Word that the Irish League of Credit Unions is at an “early stage” in considering the feasibility of its members offering mortgages has provoked much interest.
News flash: credit unions already can offer mortgages, subject to conditions laid down by the Central Bank of Ireland. I know of one credit union that is currently considering writing eight home loans under a scheme with a local authority.
There is no bar on credit unions writing mortgages. The regulator insists that not more than 10 per cent of a credit union’s total book can be for loans of 10 years or more in duration, although this can be extended to 15 per cent in some cases.
So credit unions can lend in the form of mortgages once it falls within the maturity limits set down by the Central Bank.
In November, the regulator began a consultation process on new regulations for the sector.
These make provision for house loans “secured by property for the purpose of enabling the member to: a. have a house constructed on the property as their principal residence; b. improve or renovate a house on the property that is already used as their principal residence; c. buy a house that is already constructed on the property for use as their principal residence; or d. refinance a loan previously provided for one of the purposes specified earlier.”
Under the draft regulations, credit unions must hold the first legal charge secured on the property for any house loans made following commencement of the new rules. The consultation period runs until February 27th.
Some time ago, the ILCU set up a working party to consider the matter and engaged Margaret Sweeney, former chief executive of the now defunct PostBank in Ireland, to produce a report.
Her findings will be considered by the board of the ILCU at a meeting on Saturday.
It seems that two models are under consideration. One involves a central fund, managed by the ILCU or an offshoot of the league. The other involves some form of central administration to assist the individual credit unions in making credit-risk assessments, due diligence and such matters.
Neither proposition would be straightforward for a couple of reasons.
The ILCU is a representative body, not a regulated entity so it can’t do any lending itself.
Seeking authorisation won’t be easy.
The Central Bank is determined that another property bubble won’t blow up and any group wishing to enter the lending market here will be required to jump through several hoops.
Second, the ILCU’s members don’t always pull in the same direction, to put it mildly.
A couple of years ago, the Central Bank established a pilot scheme to bring together all lenders to deal with secured and unsecured debt for people in substantial arrears with their personal debts.
After lengthy negotiations, about 20 credit unions agreed to take part while the rest told the regulator to take a hike. The pilot fizzled out.
If they can’t agree to co-operate on a well-meaning project run by the regulator, then what hope is there of credit unions acting in unison when it comes to offering mortgages?
This lack of consensus was one of the reasons why the
Credit Union Development Association
was formed in 2003, in “recognition of the real need for positive credit union leadership and development and as a response to a more competitive and increasingly complex business environment”.

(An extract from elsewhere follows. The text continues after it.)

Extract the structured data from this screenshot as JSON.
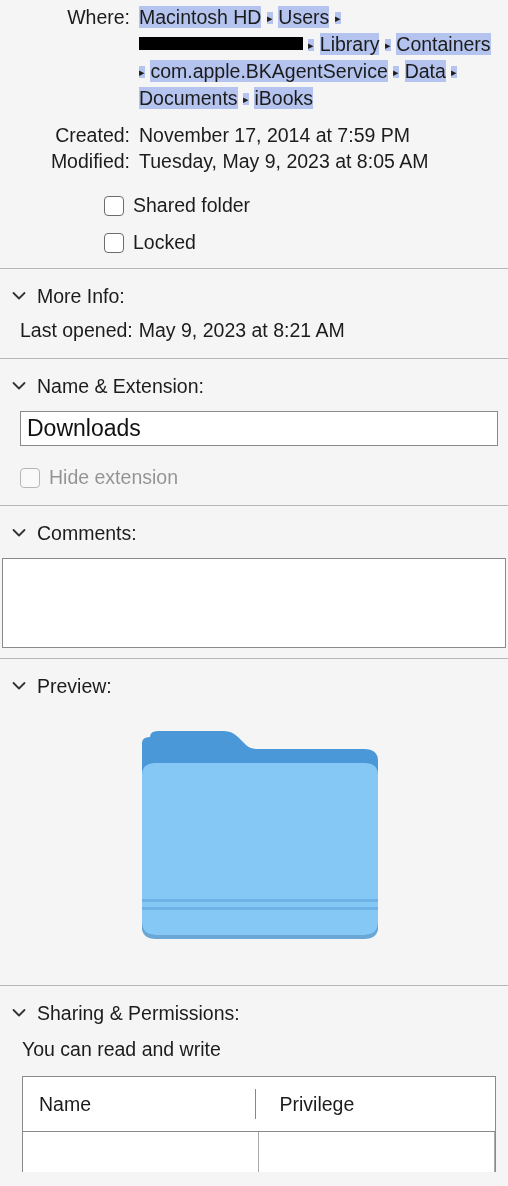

The association has 10 member credit unions with a combined asset base of more than €1.5 billion, and about 250,000 members.

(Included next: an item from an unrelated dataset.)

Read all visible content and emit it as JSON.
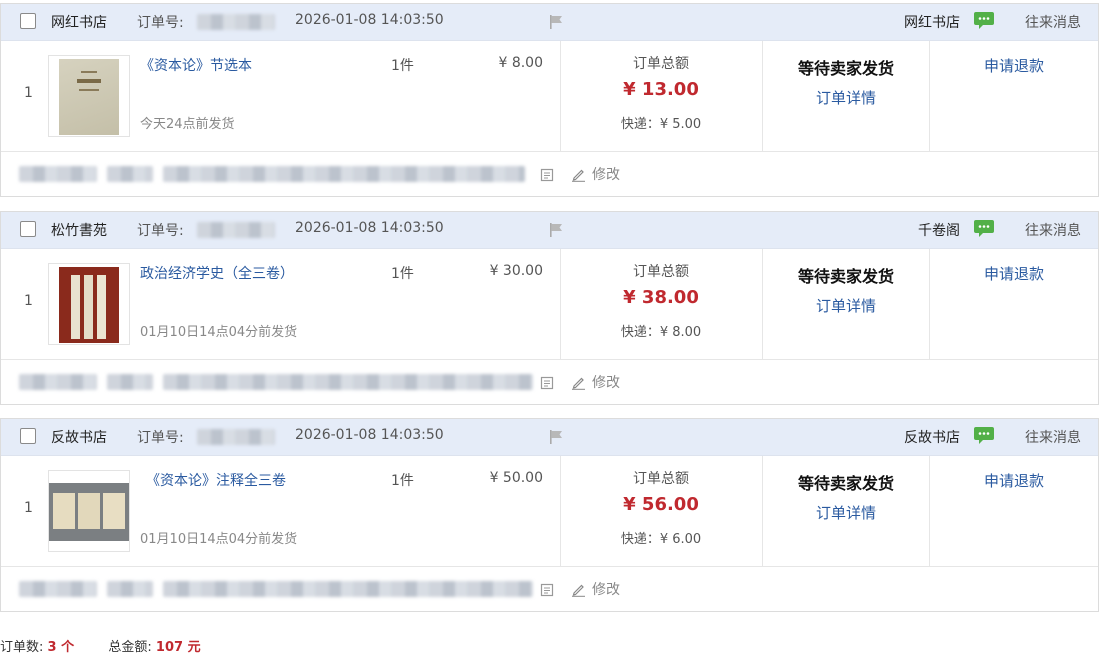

All of that ignores the obvious shortcomings of the credit union movement, which began life here in 1958 when schoolteacher Nora Herlihy and others established the first one in Donore Avenue in Dublin.
Volunteers have been the cornerstone of credit unions over the past 57 years, which has been both a strength and a weakness for the movement.

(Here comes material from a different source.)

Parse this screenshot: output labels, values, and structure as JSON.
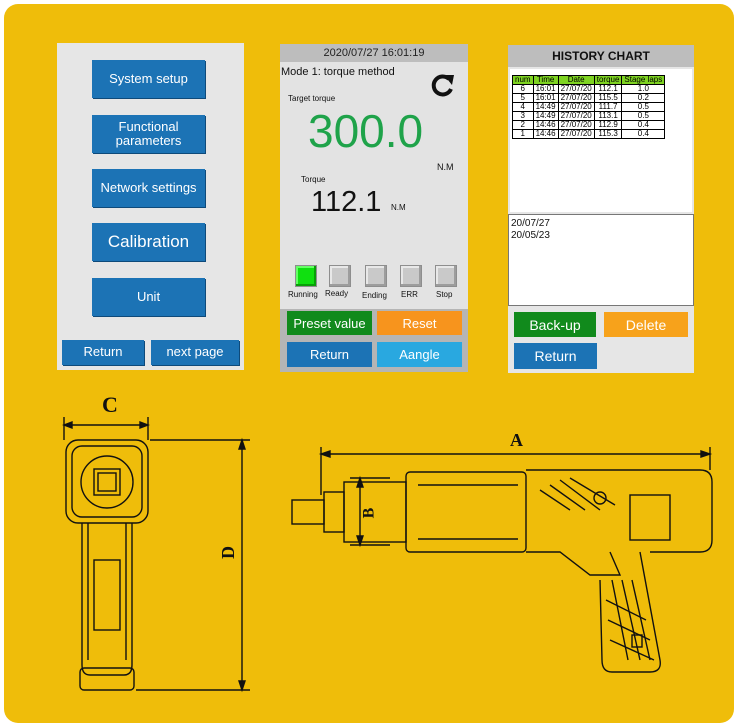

This personal touch and lack of red tape meant many people could access affordable credit to purchase a car or holiday, or carry out some renovations at home.
The downside is that the movement lacked a certain professionalism in managing credit risk and a lot of bad lending decisions were made in the boom years.
According to Ed Farrell, the ILCU's acting chief executive, its 400 members in the Republic have some €4 billion ready to lend to their members. This is largely because just more than half of them are subject to some form of lending restriction by the Central Bank.
Given this situation, it seems implausible that the regulator would allow large-exposure mortgage lending by credit unions any time soon. And rightly so.